Placket is an opening or slit in a garment, covering fastenings or for access to a pocket, or the flap of fabric under such an opening. “Google search”
In Layman’s terms, placket is a narrow fabric strip that you can find running down the front of a dress shirt, usually where the buttons are.
Plackets come in different versions –
- The Front Placket: This is the most traditional or conventional placket. Comprises of two or more fabrics either attached separately or folded over, showcasing stitching on both sides running down from collar to hem working as a support for the buttonholes and providing stability to the shirt front. Seen worn by both Americans and the English and a favourite look for James Bond. A crisp yet dressy appeal for business attire. These come in both options, a fused front style or a soft unfused construct.
- The French Placket: Or the No placket shirt front. It reveals no placket or stitching… just buttonholes to hold the extra material in place. Giving it a very clean, crisp finish apt for both business and casual attires.
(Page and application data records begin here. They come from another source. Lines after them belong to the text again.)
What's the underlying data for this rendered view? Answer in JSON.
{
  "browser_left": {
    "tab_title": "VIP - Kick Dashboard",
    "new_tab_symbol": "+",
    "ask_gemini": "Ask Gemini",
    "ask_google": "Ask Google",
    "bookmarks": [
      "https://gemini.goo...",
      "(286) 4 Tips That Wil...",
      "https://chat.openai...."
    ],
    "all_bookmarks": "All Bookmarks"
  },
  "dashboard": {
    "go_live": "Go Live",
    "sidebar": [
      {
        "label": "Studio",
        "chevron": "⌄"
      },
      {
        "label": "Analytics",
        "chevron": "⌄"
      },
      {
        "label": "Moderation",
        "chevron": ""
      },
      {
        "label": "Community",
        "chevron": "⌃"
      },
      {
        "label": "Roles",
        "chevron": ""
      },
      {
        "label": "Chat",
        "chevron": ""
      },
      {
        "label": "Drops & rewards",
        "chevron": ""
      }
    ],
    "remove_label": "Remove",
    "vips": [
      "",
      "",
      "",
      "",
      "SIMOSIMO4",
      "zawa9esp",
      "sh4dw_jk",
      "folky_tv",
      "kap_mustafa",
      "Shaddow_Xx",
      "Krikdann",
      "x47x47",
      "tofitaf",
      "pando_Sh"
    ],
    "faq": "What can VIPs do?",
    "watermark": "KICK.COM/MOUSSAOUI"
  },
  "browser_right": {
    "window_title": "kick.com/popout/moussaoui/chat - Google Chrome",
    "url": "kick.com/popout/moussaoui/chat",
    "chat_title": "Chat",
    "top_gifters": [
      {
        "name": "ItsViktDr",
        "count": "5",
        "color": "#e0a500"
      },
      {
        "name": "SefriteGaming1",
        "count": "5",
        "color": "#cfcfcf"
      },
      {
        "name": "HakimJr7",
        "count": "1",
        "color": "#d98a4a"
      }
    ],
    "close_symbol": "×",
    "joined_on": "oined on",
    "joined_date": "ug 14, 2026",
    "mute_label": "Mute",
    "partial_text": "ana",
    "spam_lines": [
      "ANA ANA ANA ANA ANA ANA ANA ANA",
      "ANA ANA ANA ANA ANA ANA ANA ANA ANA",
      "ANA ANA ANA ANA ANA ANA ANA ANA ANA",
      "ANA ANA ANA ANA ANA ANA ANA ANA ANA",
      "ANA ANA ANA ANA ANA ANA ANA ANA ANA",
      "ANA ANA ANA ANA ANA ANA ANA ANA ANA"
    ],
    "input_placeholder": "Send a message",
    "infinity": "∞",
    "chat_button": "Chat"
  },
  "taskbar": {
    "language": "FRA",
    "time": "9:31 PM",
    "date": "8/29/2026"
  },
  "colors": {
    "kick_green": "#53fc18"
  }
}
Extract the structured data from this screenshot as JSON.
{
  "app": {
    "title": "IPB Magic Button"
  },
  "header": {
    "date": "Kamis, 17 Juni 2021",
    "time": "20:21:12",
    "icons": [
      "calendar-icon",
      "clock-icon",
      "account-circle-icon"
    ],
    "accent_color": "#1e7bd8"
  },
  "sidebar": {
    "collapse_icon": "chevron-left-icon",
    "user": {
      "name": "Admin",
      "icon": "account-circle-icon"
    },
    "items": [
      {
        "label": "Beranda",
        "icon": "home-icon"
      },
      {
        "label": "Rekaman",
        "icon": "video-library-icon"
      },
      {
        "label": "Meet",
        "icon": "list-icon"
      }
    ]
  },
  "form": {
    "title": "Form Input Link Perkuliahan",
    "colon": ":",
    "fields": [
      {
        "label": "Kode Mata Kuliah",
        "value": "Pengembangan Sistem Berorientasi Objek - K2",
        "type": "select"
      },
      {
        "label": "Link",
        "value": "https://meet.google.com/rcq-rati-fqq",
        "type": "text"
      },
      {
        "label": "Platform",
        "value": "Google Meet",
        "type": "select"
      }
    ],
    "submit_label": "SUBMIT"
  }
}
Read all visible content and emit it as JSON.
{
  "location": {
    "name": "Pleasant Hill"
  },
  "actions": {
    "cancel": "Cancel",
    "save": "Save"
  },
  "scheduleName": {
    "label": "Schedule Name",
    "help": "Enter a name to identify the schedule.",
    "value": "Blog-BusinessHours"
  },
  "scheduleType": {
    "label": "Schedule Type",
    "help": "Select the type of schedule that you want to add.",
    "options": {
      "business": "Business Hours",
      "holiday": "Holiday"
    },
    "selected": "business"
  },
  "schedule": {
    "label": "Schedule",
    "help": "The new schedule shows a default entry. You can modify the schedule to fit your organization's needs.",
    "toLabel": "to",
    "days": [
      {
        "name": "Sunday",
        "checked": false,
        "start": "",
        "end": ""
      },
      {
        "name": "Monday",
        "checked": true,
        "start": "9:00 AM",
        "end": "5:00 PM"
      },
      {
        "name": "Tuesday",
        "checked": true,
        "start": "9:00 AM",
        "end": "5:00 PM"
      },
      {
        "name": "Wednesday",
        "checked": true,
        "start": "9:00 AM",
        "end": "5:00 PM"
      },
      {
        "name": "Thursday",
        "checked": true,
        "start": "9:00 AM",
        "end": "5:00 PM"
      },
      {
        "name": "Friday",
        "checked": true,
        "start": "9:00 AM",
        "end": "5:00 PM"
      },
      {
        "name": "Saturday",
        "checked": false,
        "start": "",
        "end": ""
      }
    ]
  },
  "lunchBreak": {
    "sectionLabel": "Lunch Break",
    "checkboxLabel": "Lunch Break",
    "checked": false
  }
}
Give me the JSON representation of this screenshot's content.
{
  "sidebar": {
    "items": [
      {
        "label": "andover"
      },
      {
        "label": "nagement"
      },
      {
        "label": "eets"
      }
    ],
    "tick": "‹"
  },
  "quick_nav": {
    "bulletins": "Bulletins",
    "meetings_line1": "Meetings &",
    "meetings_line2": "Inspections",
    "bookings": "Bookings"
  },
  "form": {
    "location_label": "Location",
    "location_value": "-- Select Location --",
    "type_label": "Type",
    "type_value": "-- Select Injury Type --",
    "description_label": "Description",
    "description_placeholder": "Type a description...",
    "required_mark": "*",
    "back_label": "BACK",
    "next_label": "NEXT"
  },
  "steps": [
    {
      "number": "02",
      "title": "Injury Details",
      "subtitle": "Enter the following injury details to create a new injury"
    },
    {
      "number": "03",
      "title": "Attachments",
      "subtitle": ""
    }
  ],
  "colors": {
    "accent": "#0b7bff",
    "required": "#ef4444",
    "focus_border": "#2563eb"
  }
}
- The Fly Front Placket: An apt choice for tuxedos lending it an air of classic elegance, wherein the fabric covers the buttons. Hence also called the Covered Shirt Placket.
And then there are variations to the plackets such as,
- Popover Front: When the placket ends halfway through the shirt front spanning only three buttons. These are apt for Linen or cool cotton shirts with mandarin collars and short sleeves.
- Western Front: Remember the common shirts from every western movie… where a yoke details the shoulders while the front is a soft front placket.
With these you should be good to go with plackets in men’s shirts… and at Vitruvien.com you get to customize the shirts and plackets to your liking.